§ **Task requirements**:
When you copy the listing, reproduce each line as it appears and omit every image.

§ **Data provided**:
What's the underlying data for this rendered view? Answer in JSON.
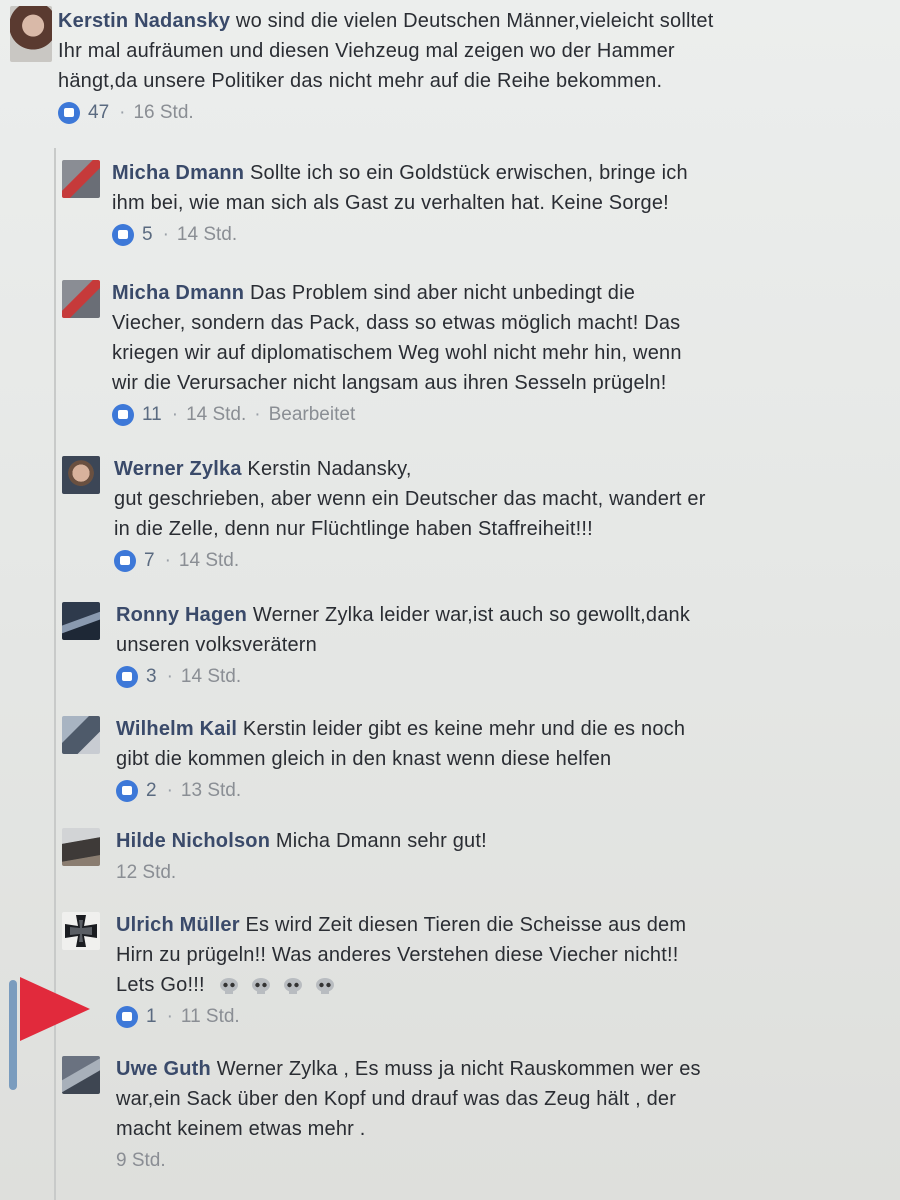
{
  "main_comment": {
    "author": "Kerstin Nadansky",
    "text_lines": [
      "wo sind die vielen Deutschen Männer,vieleicht solltet",
      "Ihr mal aufräumen und diesen Viehzeug mal zeigen wo der Hammer",
      "hängt,da unsere Politiker das nicht mehr auf die Reihe bekommen."
    ],
    "likes": "47",
    "time": "16 Std."
  },
  "replies": [
    {
      "author": "Micha Dmann",
      "lines": [
        "Sollte ich so ein Goldstück erwischen, bringe ich",
        "ihm bei, wie man sich als Gast zu verhalten hat. Keine Sorge!"
      ],
      "likes": "5",
      "time": "14 Std.",
      "edited": ""
    },
    {
      "author": "Micha Dmann",
      "lines": [
        "Das Problem sind aber nicht unbedingt die",
        "Viecher, sondern das Pack, dass so etwas möglich macht! Das",
        "kriegen wir auf diplomatischem Weg wohl nicht mehr hin, wenn",
        "wir die Verursacher nicht langsam aus ihren Sesseln prügeln!"
      ],
      "likes": "11",
      "time": "14 Std.",
      "edited": "Bearbeitet"
    },
    {
      "author": "Werner Zylka",
      "lines": [
        "Kerstin Nadansky,",
        "gut geschrieben, aber wenn ein Deutscher das macht, wandert er",
        "in die Zelle, denn nur Flüchtlinge haben Staffreiheit!!!"
      ],
      "likes": "7",
      "time": "14 Std.",
      "edited": ""
    },
    {
      "author": "Ronny Hagen",
      "lines": [
        "Werner Zylka leider war,ist auch so gewollt,dank",
        "unseren volksverätern"
      ],
      "likes": "3",
      "time": "14 Std.",
      "edited": ""
    },
    {
      "author": "Wilhelm Kail",
      "lines": [
        "Kerstin leider gibt es keine mehr und die es noch",
        "gibt die kommen gleich in den knast wenn diese helfen"
      ],
      "likes": "2",
      "time": "13 Std.",
      "edited": ""
    },
    {
      "author": "Hilde Nicholson",
      "lines": [
        "Micha Dmann sehr gut!"
      ],
      "likes": "",
      "time": "12 Std.",
      "edited": ""
    },
    {
      "author": "Ulrich Müller",
      "lines": [
        "Es wird Zeit diesen Tieren die Scheisse aus dem",
        "Hirn zu prügeln!! Was anderes Verstehen diese Viecher nicht!!",
        "Lets Go!!!"
      ],
      "likes": "1",
      "time": "11 Std.",
      "edited": ""
    },
    {
      "author": "Uwe Guth",
      "lines": [
        "Werner Zylka , Es muss ja nicht Rauskommen wer es",
        "war,ein Sack über den Kopf und drauf was das Zeug hält , der",
        "macht keinem etwas mehr ."
      ],
      "likes": "",
      "time": "9 Std.",
      "edited": ""
    }
  ],
  "colors": {
    "like_blue": "#3d78d8",
    "author_text": "#3a4a6a",
    "meta_gray": "#8a8e94",
    "marker_red": "#e12a3c"
  }
}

§ **Result of the exercise**:
What's the underlying data for this rendered view? Answer in JSON.
{
  "main_comment": {
    "author": "Kerstin Nadansky",
    "text_lines": [
      "wo sind die vielen Deutschen Männer,vieleicht solltet",
      "Ihr mal aufräumen und diesen Viehzeug mal zeigen wo der Hammer",
      "hängt,da unsere Politiker das nicht mehr auf die Reihe bekommen."
    ],
    "likes": "47",
    "time": "16 Std."
  },
  "replies": [
    {
      "author": "Micha Dmann",
      "lines": [
        "Sollte ich so ein Goldstück erwischen, bringe ich",
        "ihm bei, wie man sich als Gast zu verhalten hat. Keine Sorge!"
      ],
      "likes": "5",
      "time": "14 Std.",
      "edited": ""
    },
    {
      "author": "Micha Dmann",
      "lines": [
        "Das Problem sind aber nicht unbedingt die",
        "Viecher, sondern das Pack, dass so etwas möglich macht! Das",
        "kriegen wir auf diplomatischem Weg wohl nicht mehr hin, wenn",
        "wir die Verursacher nicht langsam aus ihren Sesseln prügeln!"
      ],
      "likes": "11",
      "time": "14 Std.",
      "edited": "Bearbeitet"
    },
    {
      "author": "Werner Zylka",
      "lines": [
        "Kerstin Nadansky,",
        "gut geschrieben, aber wenn ein Deutscher das macht, wandert er",
        "in die Zelle, denn nur Flüchtlinge haben Staffreiheit!!!"
      ],
      "likes": "7",
      "time": "14 Std.",
      "edited": ""
    },
    {
      "author": "Ronny Hagen",
      "lines": [
        "Werner Zylka leider war,ist auch so gewollt,dank",
        "unseren volksverätern"
      ],
      "likes": "3",
      "time": "14 Std.",
      "edited": ""
    },
    {
      "author": "Wilhelm Kail",
      "lines": [
        "Kerstin leider gibt es keine mehr und die es noch",
        "gibt die kommen gleich in den knast wenn diese helfen"
      ],
      "likes": "2",
      "time": "13 Std.",
      "edited": ""
    },
    {
      "author": "Hilde Nicholson",
      "lines": [
        "Micha Dmann sehr gut!"
      ],
      "likes": "",
      "time": "12 Std.",
      "edited": ""
    },
    {
      "author": "Ulrich Müller",
      "lines": [
        "Es wird Zeit diesen Tieren die Scheisse aus dem",
        "Hirn zu prügeln!! Was anderes Verstehen diese Viecher nicht!!",
        "Lets Go!!!"
      ],
      "likes": "1",
      "time": "11 Std.",
      "edited": ""
    },
    {
      "author": "Uwe Guth",
      "lines": [
        "Werner Zylka , Es muss ja nicht Rauskommen wer es",
        "war,ein Sack über den Kopf und drauf was das Zeug hält , der",
        "macht keinem etwas mehr ."
      ],
      "likes": "",
      "time": "9 Std.",
      "edited": ""
    }
  ],
  "colors": {
    "like_blue": "#3d78d8",
    "author_text": "#3a4a6a",
    "meta_gray": "#8a8e94",
    "marker_red": "#e12a3c"
  }
}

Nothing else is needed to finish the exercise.